Saturday, March 10, 2012

Chico & Rita: Grade B


Chico & Rita (2010)

Limara Meneses, Eman Xor Oña; Directors Fernando Trueba, Javier Mariscal, Tono Errando. (Spanish; subtitled).

This low-budget animation is the story of a Cuban pianist in 1948 who plays jazz in clubs and dreams of making it big. He meets Rita, a club singer with an extraordinary voice and convinces her to join the band. It works for a while, but Chico cannot commit and Rita becomes jealous and finally a fancy rich guy “discovers” Rita and whisks her off to New York and the fast lane. Chico pursues her but by this time she is a star and living large. The decades roll on. The structure of the story is reminiscent of “Remains of the Day.”
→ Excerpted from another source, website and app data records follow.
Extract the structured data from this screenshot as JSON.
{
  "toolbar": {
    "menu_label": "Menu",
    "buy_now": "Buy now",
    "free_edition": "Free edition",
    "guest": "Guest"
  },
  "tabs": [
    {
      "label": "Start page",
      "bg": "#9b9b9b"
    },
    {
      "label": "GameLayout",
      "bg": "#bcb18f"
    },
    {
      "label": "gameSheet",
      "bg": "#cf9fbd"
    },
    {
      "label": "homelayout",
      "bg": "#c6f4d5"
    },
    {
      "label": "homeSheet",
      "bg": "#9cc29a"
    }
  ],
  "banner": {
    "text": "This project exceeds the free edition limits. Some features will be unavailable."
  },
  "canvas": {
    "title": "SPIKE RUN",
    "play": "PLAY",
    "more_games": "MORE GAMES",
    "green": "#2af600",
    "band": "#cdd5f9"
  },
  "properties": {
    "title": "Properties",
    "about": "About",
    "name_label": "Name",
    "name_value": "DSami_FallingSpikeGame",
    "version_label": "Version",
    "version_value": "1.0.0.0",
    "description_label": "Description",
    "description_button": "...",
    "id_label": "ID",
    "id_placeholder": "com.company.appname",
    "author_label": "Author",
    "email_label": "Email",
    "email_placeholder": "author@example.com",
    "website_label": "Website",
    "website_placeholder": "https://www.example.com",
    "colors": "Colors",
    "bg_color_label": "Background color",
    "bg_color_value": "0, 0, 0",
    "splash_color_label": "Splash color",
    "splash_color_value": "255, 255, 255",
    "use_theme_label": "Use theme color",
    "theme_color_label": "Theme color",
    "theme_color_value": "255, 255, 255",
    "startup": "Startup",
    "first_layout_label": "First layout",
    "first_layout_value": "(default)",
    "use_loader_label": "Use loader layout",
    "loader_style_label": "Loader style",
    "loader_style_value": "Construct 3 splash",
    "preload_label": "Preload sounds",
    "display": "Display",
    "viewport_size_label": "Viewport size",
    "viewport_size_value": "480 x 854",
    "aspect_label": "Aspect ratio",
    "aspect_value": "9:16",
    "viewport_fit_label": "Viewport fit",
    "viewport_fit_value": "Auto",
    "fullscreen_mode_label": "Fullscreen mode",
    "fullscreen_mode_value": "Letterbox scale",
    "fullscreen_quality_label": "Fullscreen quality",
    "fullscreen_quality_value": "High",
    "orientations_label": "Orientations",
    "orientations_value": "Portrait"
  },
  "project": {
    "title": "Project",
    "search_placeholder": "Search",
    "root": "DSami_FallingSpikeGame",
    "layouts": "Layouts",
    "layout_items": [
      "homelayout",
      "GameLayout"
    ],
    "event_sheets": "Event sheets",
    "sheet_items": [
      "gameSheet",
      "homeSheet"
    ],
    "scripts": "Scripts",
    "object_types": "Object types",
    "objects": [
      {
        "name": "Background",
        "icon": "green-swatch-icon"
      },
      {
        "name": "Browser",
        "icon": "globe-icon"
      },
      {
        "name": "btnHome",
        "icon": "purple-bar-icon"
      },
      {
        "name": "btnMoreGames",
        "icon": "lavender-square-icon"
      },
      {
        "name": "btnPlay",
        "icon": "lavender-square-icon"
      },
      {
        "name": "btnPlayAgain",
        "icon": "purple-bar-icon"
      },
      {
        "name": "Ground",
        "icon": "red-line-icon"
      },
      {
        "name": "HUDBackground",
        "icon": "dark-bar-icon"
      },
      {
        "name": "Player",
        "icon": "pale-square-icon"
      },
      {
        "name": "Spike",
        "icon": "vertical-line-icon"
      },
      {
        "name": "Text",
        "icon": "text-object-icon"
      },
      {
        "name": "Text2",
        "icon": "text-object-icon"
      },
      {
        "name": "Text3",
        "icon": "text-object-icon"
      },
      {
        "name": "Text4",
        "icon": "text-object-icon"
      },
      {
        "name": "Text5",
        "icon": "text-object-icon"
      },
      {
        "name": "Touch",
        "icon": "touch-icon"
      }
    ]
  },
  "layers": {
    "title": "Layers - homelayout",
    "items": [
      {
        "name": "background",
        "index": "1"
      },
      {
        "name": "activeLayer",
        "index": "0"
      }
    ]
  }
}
The characters are not well developed emotionally, so the romantic story is only sweet and affecting. The animation is old-fashioned, hand-drawn, simple and colorful, with lots of flat panels of saturated color, no textures or rounding, making it look like an artsy graphic novel (comic book). The sets and scenery are drawn in loving detail, especially those of prerevolutionary Havana.

The music is good, but not what I expected. I was waiting for hard latin jazz, maybe meringue, salsa, Tito Puente, Miami-style blaring trumpets, etc., but instead it was mostly ballads with hardly a pulse, pleasant enough but disappointing.

Oddly, the end-credits reveal that there were at least a dozen animation companies, from all over the world, involved in the production of this feature. I can’t imagine why that would be, but it does explain why the animation is so variable. For example, the main characters’ skin color kept changing . In the beginning, Rita is lightly tanned, while Chico is chocolate, but later, the reverse is true. Maybe that was on purpose, but I doubt it. On the upside, there is one brief dream sequence, maybe three minutes long, that is truly spectacular and mind-blowingly creative, unlike anything else in the movie. I have to wonder why that team was not given more input; it would have made an astonishing movie. Instead, this animated story is more charming than spectacular, and for that, worth seeing.

No comments:

Post a Comment